[[ GIVEN RECORDS open ]]

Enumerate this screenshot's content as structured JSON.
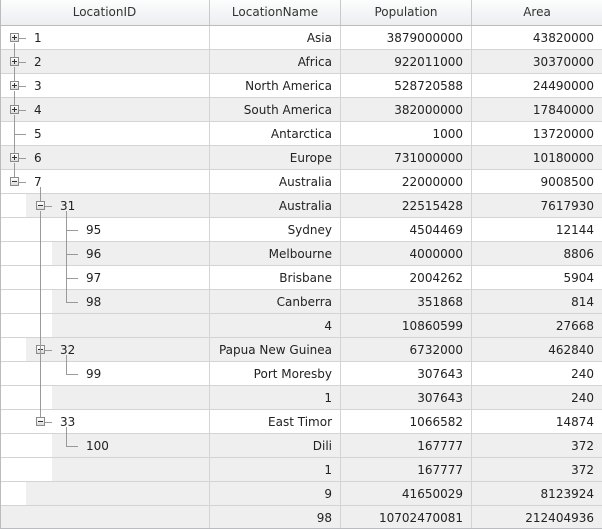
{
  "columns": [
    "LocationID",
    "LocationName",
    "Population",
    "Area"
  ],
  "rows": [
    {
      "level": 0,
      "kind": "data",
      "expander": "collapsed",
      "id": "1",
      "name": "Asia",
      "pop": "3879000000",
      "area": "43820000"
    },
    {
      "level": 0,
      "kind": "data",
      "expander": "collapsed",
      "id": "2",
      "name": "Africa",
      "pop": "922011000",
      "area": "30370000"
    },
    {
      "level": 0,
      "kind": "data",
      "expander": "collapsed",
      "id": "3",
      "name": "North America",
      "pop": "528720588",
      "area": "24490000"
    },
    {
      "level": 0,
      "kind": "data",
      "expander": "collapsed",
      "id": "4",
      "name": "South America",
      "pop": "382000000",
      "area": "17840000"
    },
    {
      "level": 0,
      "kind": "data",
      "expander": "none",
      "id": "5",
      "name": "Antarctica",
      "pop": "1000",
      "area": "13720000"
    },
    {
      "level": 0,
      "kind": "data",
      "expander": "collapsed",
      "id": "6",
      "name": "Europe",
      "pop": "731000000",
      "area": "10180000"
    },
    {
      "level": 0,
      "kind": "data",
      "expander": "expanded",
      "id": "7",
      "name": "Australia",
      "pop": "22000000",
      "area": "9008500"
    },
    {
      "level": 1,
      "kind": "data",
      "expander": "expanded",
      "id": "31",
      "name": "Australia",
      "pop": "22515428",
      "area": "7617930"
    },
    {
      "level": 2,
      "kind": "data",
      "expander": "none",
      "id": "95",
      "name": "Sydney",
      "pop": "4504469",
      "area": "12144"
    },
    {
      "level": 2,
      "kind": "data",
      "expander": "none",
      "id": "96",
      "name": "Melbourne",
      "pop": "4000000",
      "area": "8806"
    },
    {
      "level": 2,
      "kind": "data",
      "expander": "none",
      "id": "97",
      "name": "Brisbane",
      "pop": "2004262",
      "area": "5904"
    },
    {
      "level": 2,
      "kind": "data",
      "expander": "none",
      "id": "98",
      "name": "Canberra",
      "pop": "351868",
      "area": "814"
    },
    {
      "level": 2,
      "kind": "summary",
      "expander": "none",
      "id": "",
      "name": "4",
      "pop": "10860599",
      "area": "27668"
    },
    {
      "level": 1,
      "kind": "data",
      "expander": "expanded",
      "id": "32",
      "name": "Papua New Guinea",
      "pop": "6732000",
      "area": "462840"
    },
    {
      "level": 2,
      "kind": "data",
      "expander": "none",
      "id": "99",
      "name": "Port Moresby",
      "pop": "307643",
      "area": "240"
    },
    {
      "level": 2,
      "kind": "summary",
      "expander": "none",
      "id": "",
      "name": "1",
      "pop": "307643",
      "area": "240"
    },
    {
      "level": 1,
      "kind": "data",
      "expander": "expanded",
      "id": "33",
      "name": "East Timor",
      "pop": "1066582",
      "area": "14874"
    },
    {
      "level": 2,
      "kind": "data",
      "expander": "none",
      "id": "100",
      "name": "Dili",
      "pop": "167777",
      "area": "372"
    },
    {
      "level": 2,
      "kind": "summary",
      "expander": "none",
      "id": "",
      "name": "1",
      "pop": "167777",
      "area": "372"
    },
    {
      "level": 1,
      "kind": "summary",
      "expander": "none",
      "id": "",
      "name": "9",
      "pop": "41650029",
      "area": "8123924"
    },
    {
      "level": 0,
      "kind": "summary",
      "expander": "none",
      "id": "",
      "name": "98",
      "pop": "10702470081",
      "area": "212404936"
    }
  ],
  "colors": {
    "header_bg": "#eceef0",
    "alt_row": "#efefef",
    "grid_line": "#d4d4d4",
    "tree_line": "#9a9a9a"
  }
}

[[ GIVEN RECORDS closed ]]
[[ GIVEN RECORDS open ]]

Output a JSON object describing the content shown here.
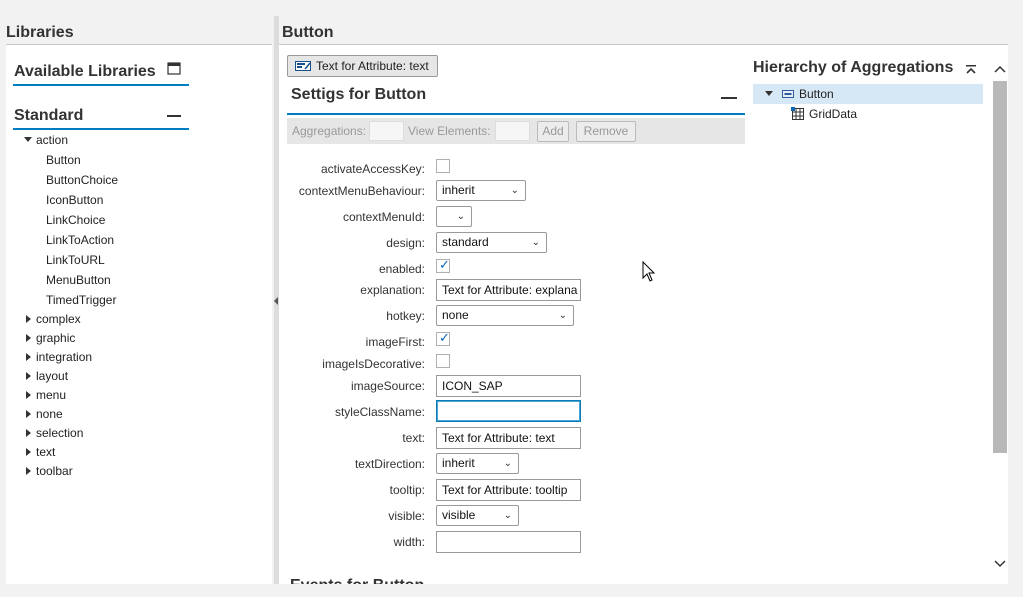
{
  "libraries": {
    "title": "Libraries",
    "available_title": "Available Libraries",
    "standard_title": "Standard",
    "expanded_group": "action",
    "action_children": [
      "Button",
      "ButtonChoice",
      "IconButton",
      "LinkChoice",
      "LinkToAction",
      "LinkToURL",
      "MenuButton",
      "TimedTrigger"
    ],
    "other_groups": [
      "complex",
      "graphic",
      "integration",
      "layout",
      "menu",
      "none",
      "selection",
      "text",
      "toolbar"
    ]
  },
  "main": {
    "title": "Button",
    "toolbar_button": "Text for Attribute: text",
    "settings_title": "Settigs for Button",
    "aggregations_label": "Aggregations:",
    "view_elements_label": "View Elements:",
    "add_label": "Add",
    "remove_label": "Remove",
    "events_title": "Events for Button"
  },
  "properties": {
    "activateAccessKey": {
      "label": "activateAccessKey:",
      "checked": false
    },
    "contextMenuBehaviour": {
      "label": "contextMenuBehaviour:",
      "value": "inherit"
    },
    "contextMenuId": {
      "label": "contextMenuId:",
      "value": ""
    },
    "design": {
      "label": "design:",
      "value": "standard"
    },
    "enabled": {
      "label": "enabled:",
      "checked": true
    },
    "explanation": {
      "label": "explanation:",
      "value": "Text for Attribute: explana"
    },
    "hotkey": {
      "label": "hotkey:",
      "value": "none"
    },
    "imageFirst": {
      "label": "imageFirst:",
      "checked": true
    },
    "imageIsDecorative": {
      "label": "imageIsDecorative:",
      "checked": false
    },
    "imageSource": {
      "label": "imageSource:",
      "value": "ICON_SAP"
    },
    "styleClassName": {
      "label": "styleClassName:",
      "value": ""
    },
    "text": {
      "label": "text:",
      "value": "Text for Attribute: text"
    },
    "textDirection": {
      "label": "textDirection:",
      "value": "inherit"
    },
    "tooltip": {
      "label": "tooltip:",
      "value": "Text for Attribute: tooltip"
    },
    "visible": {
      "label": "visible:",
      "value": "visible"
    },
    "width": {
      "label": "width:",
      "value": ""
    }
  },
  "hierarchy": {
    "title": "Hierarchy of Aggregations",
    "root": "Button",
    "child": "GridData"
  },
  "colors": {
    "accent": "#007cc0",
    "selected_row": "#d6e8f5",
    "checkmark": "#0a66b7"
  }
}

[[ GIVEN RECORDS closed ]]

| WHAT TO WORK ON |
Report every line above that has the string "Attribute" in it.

| RESULT OF THE TASK |
    "toolbar_button": "Text for Attribute: text",
      "value": "Text for Attribute: explana"
      "value": "Text for Attribute: text"
      "value": "Text for Attribute: tooltip"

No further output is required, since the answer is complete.